Standardized Rights Statement
Had you spoken about your experiences and life story of Holocaust surviving before that? Yes, I had. But it's very hard for me. Not only that, I have a memory gap. We were interned in a labor camp and I have no memory of that. I have prior recalls and then getting to the family that saved me. I don't know how I got out of there. Everything that happened there I couldn't tell because my parents never made it. But the family that saved me and I have...My story was told to me by a phenomenal woman; I would love to invite her to come here. She is a retired teacher. She lives in eastern France near Sedan. That is where we were interned, in that part of France. She was a teacher in a very small town and an elderly gentleman came over to her because he was looking for facts, historical facts during the war, and he starts telling her there were Jews interned in this village. She says, "I never heard of it." She did not believe him. He kept on persisting. By the second or third time he came over, he got her curiosity because she's also a historian. She went into the town hall records during the war and, sure enough, there they were. He was trying to do some research or maybe find facts about his own family. He was a survivor. She got the bug. She traced every person named in the records to see whether they had survived or not.

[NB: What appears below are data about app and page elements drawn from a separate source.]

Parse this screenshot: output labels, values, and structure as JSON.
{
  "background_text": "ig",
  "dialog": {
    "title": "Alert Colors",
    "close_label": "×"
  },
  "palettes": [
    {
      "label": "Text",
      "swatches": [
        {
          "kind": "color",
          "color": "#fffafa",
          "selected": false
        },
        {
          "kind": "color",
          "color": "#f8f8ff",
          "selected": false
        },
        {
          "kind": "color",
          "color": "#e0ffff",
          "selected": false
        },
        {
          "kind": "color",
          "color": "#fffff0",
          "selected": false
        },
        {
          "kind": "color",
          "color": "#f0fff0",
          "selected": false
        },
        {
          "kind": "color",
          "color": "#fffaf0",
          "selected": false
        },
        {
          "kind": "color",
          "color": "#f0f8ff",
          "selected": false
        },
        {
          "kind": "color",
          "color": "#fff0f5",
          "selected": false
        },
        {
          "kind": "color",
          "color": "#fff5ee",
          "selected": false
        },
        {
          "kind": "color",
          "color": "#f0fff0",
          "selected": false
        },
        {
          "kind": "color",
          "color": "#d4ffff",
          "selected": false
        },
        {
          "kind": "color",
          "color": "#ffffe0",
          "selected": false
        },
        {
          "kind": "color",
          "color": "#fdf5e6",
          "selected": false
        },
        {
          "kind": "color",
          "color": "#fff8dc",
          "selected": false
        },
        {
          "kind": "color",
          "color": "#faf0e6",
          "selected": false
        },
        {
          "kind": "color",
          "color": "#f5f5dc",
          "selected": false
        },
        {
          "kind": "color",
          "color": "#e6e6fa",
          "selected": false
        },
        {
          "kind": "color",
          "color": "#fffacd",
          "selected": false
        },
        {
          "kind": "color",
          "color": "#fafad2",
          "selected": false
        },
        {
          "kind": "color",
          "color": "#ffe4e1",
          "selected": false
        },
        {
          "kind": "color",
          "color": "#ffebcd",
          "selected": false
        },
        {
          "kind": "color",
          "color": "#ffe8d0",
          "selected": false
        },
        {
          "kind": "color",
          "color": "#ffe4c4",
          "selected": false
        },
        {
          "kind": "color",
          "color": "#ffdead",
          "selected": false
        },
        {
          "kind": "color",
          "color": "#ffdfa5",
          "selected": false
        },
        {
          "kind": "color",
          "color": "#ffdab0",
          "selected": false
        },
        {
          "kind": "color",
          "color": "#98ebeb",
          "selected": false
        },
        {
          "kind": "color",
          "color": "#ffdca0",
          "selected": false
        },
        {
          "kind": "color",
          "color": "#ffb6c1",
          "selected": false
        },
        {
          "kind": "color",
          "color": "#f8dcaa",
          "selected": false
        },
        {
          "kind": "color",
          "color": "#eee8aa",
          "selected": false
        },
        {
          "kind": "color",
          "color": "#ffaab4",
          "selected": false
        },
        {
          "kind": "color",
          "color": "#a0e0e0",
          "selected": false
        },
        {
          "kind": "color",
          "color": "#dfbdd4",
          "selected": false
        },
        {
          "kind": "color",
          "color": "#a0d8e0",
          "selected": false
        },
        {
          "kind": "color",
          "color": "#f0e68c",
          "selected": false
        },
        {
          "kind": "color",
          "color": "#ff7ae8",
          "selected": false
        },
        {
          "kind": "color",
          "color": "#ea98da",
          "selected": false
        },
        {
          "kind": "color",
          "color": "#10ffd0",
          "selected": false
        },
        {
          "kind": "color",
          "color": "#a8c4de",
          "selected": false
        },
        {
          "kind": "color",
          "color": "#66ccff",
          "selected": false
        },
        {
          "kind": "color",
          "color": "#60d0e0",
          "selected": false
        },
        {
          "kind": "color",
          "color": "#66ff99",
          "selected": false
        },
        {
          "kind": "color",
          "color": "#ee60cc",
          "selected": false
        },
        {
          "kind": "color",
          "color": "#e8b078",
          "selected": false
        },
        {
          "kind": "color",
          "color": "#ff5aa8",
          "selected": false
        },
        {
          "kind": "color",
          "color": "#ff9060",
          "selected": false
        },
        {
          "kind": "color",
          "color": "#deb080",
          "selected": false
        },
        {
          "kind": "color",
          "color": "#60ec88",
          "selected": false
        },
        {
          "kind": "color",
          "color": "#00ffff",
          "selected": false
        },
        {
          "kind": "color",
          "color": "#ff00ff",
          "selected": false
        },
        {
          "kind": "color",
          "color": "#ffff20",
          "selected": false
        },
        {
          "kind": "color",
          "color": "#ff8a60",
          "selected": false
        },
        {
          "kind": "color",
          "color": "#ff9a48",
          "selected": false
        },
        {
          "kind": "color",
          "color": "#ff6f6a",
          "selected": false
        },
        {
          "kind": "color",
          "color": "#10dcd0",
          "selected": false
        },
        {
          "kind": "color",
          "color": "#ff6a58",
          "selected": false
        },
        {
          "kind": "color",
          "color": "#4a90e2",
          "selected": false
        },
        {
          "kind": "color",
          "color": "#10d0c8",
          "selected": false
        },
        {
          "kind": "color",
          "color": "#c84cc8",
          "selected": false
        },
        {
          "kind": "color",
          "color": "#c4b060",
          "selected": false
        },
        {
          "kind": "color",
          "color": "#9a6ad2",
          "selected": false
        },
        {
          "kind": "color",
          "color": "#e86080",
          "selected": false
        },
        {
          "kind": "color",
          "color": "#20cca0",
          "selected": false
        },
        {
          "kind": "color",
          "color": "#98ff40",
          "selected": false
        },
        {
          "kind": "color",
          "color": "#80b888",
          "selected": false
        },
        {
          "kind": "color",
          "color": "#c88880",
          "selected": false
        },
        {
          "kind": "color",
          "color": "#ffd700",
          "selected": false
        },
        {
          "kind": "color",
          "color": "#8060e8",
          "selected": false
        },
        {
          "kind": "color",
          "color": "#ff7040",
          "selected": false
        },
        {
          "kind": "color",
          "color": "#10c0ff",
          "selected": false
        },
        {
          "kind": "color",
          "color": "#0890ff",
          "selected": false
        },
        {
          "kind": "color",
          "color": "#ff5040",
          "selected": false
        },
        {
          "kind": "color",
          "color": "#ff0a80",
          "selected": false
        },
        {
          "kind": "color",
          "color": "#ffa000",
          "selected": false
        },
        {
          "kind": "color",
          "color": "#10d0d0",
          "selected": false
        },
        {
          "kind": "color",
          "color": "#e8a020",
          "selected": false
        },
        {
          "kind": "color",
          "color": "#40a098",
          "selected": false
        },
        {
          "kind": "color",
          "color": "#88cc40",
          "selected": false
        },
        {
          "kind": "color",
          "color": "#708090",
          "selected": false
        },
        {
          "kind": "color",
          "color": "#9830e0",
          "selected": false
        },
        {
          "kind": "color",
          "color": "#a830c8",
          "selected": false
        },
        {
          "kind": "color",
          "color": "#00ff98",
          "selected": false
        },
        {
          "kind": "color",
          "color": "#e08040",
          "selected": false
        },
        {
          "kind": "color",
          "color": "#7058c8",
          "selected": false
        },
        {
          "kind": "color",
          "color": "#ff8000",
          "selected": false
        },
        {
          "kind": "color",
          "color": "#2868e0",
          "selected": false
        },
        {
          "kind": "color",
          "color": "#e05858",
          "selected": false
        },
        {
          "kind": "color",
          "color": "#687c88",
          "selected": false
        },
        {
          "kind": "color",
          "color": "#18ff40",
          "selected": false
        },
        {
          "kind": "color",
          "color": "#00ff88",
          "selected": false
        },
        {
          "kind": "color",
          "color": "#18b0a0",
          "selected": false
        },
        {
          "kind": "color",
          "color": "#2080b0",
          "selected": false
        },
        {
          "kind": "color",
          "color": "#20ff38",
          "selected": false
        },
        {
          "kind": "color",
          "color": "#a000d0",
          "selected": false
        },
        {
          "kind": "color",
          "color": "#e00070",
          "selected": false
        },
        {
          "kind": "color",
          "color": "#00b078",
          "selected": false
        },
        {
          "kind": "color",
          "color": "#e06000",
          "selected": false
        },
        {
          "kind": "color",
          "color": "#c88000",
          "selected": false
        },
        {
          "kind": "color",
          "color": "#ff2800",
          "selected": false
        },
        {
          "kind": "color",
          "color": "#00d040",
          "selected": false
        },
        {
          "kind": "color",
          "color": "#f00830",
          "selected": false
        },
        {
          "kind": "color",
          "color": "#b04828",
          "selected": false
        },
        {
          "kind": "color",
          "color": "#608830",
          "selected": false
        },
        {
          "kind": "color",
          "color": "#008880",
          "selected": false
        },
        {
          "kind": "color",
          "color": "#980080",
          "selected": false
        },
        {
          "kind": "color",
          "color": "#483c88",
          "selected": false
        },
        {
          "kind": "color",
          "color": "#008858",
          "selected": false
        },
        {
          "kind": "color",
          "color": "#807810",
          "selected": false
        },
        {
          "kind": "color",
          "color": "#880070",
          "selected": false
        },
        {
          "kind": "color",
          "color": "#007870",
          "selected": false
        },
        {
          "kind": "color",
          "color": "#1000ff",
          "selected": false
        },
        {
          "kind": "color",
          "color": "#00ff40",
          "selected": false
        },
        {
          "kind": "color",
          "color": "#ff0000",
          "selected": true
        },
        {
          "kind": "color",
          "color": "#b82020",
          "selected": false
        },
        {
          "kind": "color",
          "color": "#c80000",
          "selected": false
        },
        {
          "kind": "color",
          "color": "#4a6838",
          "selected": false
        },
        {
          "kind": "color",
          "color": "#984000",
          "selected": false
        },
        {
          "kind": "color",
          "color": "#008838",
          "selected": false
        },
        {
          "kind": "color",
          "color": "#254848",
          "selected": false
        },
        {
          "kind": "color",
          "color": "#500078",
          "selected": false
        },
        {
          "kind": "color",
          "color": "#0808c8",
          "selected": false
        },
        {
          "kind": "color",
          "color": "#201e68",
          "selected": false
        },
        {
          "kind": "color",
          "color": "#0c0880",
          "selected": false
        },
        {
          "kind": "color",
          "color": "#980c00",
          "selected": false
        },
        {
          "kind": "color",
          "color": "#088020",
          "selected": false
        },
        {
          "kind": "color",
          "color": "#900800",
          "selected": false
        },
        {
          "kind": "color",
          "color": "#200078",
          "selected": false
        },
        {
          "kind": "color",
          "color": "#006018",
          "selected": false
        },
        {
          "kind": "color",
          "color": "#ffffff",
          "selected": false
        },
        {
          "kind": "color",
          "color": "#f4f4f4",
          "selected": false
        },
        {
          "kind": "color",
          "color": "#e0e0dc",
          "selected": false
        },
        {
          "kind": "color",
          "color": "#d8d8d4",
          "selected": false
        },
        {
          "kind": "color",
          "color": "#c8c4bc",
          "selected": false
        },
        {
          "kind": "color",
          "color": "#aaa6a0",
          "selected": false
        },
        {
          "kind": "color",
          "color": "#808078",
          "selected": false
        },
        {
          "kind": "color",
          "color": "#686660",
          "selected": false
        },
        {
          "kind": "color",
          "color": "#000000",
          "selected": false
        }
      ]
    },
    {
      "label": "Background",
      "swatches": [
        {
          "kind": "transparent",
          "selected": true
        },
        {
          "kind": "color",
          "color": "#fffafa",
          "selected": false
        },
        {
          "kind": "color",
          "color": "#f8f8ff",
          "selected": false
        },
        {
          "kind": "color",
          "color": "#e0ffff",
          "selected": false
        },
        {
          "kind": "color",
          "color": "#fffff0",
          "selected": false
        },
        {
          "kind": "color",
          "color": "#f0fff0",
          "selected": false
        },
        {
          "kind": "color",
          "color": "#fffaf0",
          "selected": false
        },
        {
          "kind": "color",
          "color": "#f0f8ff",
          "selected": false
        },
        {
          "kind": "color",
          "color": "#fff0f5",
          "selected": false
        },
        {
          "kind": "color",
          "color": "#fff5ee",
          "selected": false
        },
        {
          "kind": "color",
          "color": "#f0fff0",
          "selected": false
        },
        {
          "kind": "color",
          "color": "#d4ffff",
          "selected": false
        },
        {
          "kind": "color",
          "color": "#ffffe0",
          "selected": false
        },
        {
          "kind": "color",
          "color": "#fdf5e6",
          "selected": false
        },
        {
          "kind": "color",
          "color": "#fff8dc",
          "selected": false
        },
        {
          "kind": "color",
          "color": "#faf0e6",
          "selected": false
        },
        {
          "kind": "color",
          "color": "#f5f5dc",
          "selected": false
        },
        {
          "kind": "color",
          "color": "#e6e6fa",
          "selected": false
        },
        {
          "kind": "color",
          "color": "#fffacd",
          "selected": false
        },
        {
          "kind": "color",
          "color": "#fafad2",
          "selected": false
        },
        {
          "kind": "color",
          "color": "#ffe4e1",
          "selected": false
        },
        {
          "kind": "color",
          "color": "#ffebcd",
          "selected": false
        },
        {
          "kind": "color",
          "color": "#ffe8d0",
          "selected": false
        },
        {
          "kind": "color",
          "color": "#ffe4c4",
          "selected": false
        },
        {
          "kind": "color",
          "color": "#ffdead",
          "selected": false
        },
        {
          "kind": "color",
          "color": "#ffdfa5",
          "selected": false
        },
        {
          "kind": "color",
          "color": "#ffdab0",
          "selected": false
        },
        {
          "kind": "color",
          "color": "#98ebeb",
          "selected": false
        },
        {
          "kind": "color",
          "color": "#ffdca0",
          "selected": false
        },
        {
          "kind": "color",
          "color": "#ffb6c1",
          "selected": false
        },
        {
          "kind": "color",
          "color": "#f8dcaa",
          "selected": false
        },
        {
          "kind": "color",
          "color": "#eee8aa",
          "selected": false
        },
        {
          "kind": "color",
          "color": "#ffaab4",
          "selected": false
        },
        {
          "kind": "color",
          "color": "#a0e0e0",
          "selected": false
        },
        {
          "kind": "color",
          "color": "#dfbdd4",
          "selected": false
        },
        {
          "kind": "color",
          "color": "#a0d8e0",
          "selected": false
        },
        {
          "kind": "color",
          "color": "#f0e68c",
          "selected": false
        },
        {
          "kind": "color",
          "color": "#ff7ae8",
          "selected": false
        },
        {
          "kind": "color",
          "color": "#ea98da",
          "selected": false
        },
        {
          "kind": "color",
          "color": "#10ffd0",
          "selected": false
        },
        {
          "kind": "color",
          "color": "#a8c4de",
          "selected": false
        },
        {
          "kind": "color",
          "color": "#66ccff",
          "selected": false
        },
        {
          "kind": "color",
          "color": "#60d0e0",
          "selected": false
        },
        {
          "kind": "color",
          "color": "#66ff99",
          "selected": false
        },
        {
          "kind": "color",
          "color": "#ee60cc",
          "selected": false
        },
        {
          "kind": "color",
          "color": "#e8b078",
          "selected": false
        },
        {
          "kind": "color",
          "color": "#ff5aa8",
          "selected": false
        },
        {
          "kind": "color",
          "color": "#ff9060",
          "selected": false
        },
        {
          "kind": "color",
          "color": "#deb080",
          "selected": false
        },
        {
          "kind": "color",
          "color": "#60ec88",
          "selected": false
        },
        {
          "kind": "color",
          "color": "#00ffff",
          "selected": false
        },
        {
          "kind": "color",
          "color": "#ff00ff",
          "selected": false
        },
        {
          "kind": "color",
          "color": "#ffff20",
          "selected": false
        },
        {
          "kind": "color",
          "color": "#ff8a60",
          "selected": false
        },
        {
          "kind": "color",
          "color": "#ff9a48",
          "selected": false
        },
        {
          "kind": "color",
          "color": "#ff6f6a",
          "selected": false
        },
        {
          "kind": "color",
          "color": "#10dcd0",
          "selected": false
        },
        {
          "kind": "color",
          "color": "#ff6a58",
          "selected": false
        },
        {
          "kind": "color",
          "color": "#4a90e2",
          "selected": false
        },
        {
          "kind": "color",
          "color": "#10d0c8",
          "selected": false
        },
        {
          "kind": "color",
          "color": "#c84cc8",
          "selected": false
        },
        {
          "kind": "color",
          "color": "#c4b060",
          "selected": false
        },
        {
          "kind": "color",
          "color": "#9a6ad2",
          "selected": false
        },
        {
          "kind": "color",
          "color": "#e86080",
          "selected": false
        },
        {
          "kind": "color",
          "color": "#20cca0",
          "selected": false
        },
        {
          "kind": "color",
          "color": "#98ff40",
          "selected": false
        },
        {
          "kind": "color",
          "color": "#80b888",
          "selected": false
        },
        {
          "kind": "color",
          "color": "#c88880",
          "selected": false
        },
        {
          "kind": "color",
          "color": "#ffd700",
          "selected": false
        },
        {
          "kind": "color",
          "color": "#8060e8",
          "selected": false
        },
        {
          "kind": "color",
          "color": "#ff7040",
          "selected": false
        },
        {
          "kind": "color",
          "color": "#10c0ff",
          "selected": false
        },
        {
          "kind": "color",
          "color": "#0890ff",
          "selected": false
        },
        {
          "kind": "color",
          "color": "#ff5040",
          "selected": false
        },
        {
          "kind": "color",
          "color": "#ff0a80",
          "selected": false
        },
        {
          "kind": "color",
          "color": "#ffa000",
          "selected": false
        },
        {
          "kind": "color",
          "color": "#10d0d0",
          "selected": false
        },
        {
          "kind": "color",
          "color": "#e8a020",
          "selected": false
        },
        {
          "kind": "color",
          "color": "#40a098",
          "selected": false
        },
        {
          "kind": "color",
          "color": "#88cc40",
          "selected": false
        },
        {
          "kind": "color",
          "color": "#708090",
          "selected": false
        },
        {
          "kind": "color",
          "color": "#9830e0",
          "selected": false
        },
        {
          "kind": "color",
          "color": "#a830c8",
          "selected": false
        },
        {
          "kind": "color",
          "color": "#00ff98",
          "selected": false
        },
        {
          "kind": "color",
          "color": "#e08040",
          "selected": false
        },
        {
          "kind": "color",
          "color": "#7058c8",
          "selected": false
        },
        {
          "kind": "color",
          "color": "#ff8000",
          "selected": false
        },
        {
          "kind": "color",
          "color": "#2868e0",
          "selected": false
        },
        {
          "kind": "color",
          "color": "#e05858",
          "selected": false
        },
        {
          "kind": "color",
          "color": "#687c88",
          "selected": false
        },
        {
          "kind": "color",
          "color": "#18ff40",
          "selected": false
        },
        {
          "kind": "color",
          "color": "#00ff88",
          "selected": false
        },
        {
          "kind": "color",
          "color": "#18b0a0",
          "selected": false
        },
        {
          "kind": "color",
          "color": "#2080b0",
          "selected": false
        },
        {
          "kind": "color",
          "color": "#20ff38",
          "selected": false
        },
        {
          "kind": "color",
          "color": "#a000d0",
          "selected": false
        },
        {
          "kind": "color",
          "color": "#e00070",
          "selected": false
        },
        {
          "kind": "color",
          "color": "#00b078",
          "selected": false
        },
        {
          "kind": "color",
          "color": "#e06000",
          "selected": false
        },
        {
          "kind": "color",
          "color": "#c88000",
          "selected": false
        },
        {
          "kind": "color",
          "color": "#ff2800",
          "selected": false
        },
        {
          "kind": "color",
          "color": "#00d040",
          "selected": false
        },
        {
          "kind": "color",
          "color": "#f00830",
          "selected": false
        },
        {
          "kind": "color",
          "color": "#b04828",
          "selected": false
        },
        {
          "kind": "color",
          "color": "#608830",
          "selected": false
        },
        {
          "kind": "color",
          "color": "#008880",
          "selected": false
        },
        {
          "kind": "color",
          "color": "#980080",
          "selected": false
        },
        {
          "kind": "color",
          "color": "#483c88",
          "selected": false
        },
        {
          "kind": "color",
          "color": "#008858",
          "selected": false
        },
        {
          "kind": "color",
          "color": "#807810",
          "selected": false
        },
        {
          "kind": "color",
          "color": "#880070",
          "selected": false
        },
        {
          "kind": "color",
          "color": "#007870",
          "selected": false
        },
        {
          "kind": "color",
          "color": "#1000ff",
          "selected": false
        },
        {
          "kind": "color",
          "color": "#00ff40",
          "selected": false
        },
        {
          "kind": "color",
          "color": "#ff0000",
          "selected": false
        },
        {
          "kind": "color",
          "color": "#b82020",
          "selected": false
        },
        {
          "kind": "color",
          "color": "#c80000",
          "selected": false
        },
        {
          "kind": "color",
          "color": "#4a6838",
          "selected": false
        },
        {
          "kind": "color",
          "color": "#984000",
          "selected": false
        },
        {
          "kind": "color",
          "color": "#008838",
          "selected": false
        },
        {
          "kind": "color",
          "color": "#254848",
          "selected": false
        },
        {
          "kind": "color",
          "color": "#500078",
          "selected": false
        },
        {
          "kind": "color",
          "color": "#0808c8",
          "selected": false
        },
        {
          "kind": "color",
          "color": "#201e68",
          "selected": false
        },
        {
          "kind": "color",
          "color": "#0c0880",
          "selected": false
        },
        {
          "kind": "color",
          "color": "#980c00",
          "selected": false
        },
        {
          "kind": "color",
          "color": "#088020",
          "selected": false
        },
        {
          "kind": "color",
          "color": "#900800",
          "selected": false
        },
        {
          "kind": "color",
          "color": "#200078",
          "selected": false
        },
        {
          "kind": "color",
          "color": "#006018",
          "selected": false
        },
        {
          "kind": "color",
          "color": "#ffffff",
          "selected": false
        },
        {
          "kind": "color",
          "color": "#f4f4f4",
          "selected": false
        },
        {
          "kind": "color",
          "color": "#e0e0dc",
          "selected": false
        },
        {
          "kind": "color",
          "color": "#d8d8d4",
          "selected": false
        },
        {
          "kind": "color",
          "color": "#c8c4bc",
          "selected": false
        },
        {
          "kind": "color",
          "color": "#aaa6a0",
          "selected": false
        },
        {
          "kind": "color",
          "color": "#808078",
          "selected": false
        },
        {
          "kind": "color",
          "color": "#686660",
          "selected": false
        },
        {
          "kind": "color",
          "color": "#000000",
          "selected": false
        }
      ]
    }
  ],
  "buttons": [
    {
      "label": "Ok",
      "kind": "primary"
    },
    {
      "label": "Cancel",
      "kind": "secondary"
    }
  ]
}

She was successful except for two; she couldn't find me and another woman. She had no death certificate for me. And you know very well that the Germans kept fantastic records. So there was no record of my death and another one. Ultimately what she did with those stories, she has dedicated a monument to all of the victims who died in those camps in the area. There were multiple camps that are not known. Nobody talks about the forced labor camps and how the French cooperated willingly with the Germans and said, "Okay, go ahead." She's still doing it. Of course, after she was done with the village she lived in, she's doing the entire area. Also, let me say this. About eight years ago I get a phone call, this lady with a very strong French accent who was trying to speak English saying, I am looking for...me. She gives me my name and I said, strange call. I don't want to give out my identity. She's still speaking English and I said, okay, I'll be kind; I'll switch to French. She tells me that she's looking for me. And I said, "You found her." She said, "Is it your mother?" And I said, "No, it's me." She had a huge sigh. She said, "I've been looking for you for four years." Oh, my. So she called you Raymonde? Yes. She even had my married name and my maiden name. Of course, she had my maiden name and she was able to find out about me because I was there locally. I think she had found my school records. She just didn't know where I was. So she said, "Oh, my God." She proceeds to tell me. I'll never forget it was a Saturday morning. Phil was out. I'm crying hysterically when he comes in. He says, "What's the matter?" That was the first monument which she was dedicating to the Holocaust victims including my parents. She said, "It's next week." I said, "I can't go." It's like news. I never wanted to go back. When Phil heard about it?he worked on me?he said, "You have to go, not this week." He said, "We have to go back." Turns out that I decided okay. It took about a year and we planned a trip. I was surrounded by family from everywhere; my family from the States, England, Israel, Spain?they all joined me. We were about thirty people. My children. We went to the monument and dedicated it again.